Let’s stop and spend some time there. OU Daily moved to their latest news-oriented content management system ~10 years ago. It’s a CMS that’s used by a lot of news organizations and it’s best known for being very stable software and ad friendly. While they use different CMSs for other Student Media sites, this really is a big first for OU Daily. And in my opinion a big deal because they now have a ton of flexibility when it comes to story presentation.

But back to the matter at hand… Yesterday, the OU Daily dropped their first story with the new look. It’s a story that focuses on the difficulties students are having in accessing mental health care on campus and it’s absolutely gorgeous. I’ve made the screenshot below scrollable but I highly suggest that you check it out in full technicolor as well.

So let’s tie this back to OU Create and the Domain of One’s Own project. This started because a student was given a domain to experiment with in class. She then took that knowledge and brought it to her job. And through cross-department collaboration, we’ve now brought that technology to their web presence.

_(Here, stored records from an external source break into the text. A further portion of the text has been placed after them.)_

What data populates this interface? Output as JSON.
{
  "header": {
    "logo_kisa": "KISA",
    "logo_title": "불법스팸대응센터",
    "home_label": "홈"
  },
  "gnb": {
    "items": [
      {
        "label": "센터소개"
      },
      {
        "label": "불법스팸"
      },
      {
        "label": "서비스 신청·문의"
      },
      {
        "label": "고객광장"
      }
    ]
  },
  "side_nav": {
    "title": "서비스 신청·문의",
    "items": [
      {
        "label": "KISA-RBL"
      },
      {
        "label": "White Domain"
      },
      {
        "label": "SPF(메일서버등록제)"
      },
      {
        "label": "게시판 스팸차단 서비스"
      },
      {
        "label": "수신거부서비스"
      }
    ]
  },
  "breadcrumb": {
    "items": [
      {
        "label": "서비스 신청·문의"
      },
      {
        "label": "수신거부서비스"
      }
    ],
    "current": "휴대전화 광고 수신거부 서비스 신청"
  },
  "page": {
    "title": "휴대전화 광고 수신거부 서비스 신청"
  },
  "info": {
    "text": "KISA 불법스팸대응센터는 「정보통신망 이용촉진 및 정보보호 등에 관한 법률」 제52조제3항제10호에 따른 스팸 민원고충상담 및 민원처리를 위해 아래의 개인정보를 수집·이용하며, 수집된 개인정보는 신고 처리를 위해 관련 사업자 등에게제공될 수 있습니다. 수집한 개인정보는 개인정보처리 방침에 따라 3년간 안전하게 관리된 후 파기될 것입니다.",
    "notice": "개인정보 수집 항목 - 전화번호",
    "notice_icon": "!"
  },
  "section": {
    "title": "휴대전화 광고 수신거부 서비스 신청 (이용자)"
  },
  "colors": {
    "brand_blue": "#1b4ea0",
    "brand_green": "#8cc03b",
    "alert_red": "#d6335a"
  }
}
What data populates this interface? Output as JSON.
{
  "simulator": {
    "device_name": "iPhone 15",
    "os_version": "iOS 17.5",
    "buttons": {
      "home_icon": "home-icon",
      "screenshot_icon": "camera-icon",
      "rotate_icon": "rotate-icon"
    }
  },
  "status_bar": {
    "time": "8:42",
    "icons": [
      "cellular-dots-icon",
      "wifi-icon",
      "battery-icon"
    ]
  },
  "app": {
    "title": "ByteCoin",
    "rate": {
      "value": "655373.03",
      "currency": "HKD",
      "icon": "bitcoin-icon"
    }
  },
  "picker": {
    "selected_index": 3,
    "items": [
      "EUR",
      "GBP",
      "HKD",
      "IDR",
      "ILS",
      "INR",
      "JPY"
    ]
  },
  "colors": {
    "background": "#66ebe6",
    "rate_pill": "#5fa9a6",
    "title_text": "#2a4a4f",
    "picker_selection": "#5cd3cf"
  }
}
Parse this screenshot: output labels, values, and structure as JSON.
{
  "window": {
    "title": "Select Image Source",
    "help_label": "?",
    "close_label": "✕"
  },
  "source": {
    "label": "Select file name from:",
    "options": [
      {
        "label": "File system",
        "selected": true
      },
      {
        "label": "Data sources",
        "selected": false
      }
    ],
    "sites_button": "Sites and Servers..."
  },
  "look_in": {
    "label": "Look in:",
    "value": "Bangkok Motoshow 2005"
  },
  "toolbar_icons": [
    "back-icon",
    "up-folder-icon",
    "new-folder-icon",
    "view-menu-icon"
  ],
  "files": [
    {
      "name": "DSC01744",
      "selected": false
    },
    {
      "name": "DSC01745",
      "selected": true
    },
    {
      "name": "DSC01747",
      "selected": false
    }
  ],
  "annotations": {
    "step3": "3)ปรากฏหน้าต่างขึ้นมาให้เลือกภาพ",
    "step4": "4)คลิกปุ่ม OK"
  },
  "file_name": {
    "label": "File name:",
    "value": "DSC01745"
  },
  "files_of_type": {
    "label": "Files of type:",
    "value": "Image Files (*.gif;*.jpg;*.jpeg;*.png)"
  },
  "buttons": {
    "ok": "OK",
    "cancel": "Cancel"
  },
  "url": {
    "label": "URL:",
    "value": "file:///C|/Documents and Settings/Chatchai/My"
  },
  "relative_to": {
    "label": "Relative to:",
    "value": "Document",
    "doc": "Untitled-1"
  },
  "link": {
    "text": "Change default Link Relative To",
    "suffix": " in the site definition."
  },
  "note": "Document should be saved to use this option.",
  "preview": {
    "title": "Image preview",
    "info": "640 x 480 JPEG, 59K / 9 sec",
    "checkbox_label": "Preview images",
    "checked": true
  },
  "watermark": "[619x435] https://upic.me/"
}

This kind of outcome is not quantifiable. You can’t find the impact of this student on OU Create simply by counting registrations and blog posts and other forms of analysis. It’s a larger narrative–a story–about building one student’s web literacy and being willing to collaborate across department lines. These sites are on completely different servers and don’t count towards “our numbers”, but I couldn’t care less. We’ve made the university web a better experience for everyone and given students the opportunity to do more than put content on a standardized news CMS. They aren’t just writing and publishing journalism–they’re building it as well. Point blank and the period.